Editor's Report


Peer-Reviewed Articles

(First Editorial Decisions)

New Manuscripts Received: 1,039

Editorial Decisions Made: 999

Accepted: 4 (.40%)

Accepted With Revisions: 189 (18.92%)

Not Accepted, Revision Invited: 253 (25.33%)

Not Accepted: 553 (55.36%)

Most accurate comment by the author of a manuscript submitted to the Journal: “I am sure that editors hate it when authors of rejected articles contact them to ask for a reconsideration of the decision.”

Reader whose letters the editor always welcomes: “I know you must get tired of my telling you how grateful I am that you are at the helm of the MR journal. You are not only a steady hand but a creative one. There is never an issue in which I cannot find something to read.”

Most honest decision by an invited reviewer of a manuscript: “I just received an MR manuscript that I would be happy to review; however, I must respectfully decline as I am the second author.”

Number of articles published in 2003 that were written by British authors: 5.

Most common reason for authors of published articles to contact the Editor: “I'm being considered for promotion and tenure at my university.”

Author of a submitted manuscript most likely to miss a plane flight: The one who enclosed an e-ticket with the manuscript.

Greatest over-statement by an author of a manuscript that received a “revise and resubmit” decision: “I don't know how many people with MR/DD died . . . while you and your crew fooled around with this manuscript, but it was more than zero.”

Wrong person to ask for permission to reprint articles published in the Journal: The Editor.

Interesting statistics reported in the Journal in 2003: Average national wages of nonstate direct support workers compared with state workers (74.4%); percentage of authors publishing in the Journal over a 10-year period who are women (41%); percentage of AAMR membership who are student members (2.5%).

Worst way to submit a manuscript for publication: Through a form letter addressed to “To Whom It May Concern.”

Articles published in 2003 receiving the greatest reader response: “Cost Comparisons of Community and Institutional Residential Settings: Historical Review of Selected Research” and “The Hissom Closure Outcomes Study: A Report on Six Years of Movement to Supported Living.”

Initials of the reader most likely to disagree with a favorable review of the latest edition of AAMR's definition and classification manual: W.W.

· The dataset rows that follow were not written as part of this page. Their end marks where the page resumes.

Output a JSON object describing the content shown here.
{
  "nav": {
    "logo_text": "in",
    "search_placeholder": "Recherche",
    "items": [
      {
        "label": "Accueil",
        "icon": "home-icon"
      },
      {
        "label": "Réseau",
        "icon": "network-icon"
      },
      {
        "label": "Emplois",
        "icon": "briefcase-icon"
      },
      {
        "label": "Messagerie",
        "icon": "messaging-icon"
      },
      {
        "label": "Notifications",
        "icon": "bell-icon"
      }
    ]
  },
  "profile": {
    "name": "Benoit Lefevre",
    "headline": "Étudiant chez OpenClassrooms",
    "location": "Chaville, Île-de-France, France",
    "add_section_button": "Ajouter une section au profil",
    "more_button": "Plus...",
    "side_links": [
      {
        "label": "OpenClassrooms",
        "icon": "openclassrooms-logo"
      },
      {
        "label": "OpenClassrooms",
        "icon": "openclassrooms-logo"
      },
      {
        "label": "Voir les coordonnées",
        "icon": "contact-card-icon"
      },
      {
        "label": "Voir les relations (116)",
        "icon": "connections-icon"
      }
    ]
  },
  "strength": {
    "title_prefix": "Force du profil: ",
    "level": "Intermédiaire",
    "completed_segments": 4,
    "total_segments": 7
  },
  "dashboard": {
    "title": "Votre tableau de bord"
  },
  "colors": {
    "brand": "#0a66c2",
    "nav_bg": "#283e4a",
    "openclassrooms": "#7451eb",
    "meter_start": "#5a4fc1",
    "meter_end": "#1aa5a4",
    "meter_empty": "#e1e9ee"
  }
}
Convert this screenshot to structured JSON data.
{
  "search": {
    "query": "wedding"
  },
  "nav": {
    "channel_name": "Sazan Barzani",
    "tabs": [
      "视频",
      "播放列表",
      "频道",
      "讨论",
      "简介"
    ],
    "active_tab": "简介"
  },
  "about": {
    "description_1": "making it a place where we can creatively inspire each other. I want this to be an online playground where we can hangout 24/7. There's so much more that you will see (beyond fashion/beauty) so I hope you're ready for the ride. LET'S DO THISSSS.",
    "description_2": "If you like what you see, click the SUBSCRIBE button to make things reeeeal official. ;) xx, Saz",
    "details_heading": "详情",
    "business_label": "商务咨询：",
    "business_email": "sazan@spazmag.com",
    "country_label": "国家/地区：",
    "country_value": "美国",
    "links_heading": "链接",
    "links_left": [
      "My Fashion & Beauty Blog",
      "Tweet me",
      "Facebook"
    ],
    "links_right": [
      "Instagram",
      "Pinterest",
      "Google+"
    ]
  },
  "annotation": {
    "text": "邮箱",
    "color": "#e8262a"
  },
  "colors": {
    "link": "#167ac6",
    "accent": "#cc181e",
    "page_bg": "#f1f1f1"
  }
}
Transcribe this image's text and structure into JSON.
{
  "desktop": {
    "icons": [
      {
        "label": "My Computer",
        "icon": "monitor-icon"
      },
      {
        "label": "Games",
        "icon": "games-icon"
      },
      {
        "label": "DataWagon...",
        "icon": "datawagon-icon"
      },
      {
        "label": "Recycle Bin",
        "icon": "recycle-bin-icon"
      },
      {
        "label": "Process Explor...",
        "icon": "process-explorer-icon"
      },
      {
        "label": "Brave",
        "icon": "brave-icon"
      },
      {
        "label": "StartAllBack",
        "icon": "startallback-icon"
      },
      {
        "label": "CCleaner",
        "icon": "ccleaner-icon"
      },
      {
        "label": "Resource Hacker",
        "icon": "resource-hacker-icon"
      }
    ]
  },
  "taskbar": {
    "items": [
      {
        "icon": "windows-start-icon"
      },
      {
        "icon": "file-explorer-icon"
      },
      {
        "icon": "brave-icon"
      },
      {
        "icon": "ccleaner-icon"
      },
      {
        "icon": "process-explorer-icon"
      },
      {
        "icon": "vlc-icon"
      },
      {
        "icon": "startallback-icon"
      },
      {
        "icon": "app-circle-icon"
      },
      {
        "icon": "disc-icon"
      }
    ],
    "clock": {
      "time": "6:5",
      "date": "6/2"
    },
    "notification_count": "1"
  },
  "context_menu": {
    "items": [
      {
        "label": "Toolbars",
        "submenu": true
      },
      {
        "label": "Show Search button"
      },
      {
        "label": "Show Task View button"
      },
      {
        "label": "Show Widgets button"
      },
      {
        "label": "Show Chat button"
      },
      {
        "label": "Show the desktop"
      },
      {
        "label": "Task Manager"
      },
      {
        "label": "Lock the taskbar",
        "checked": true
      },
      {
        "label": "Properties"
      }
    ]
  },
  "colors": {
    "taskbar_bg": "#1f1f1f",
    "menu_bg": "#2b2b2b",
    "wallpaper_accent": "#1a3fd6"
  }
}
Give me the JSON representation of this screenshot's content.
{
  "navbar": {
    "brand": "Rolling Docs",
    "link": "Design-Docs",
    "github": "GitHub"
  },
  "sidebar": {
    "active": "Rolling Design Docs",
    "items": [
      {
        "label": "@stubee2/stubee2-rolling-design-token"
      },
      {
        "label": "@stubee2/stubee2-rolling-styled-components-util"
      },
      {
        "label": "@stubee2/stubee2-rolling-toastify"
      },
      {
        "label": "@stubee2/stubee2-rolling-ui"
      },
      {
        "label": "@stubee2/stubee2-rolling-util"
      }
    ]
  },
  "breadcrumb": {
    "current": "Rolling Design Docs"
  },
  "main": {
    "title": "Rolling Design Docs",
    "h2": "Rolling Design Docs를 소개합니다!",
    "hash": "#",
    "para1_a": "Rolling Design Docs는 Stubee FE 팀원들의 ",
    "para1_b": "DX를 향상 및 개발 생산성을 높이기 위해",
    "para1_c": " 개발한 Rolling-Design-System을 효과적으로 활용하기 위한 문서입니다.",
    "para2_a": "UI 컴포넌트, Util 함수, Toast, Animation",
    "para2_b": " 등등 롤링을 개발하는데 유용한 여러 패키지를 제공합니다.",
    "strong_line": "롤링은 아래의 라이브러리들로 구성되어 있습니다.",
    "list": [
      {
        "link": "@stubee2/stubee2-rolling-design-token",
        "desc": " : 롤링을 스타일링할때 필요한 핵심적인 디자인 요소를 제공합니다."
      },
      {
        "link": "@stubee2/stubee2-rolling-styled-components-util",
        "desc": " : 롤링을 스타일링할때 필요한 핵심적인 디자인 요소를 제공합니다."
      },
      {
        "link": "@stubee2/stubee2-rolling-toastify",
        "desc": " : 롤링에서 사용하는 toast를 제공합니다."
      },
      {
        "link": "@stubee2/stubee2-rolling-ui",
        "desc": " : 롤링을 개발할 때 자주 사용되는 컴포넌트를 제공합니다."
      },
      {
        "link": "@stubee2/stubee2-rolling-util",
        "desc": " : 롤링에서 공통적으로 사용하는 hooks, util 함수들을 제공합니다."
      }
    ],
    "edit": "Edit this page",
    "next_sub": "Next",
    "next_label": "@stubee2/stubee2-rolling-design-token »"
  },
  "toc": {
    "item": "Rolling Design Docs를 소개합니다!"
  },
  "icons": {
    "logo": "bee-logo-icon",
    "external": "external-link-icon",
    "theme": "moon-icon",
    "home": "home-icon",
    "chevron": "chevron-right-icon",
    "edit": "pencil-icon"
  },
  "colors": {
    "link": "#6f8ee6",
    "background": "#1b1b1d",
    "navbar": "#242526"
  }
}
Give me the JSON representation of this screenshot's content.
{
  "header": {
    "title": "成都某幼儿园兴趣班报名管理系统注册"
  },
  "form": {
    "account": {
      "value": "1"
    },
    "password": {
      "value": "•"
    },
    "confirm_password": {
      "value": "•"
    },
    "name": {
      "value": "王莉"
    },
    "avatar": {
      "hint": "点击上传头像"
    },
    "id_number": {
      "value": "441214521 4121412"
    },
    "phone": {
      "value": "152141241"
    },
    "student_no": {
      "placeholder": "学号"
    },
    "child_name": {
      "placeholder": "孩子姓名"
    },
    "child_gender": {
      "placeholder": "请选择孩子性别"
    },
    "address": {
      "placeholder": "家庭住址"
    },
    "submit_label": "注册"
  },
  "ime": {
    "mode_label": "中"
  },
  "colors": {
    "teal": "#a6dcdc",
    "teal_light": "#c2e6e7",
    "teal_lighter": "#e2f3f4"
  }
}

Special thanks: To the people who took the time to serve as guest reviewers for the Journal in 2003: Rick Albin, Cynthia Anderson, George Baroff, Ellen Brantlinger, Phyllis Coleman, Beth Ferri, Mick Finlay, Norris Glick, Marquita Grenot-Scheyer, Richard Hastings, Rabbi Evan Jaffe, Frank Kohler, Khalilah O'Farrow, Jeffrey Rhoades, Martha Rose, Fredda Rosen, Philip Lambert Schein, Annegret Schubert, Jannike Seward, Paul Shattuck, Lori Simon-Rusinowitz, Scott Spreat, Amy Staples, John Trach, Richard Walls, and Tom Weisner.

To the National Institution on Disability and Rehabilitation Research for funding much of the research on which the Trends & Milestones feature is based.

To Bruce Appelgren and Anna Prabhala for their efforts to promote and increase the visibility of the Journal.

To Yvette Taylor for her good humor and hard work under deadlines.

To the Board of AAMR and Doreen Croser for their continued support of the Journal and the Editor.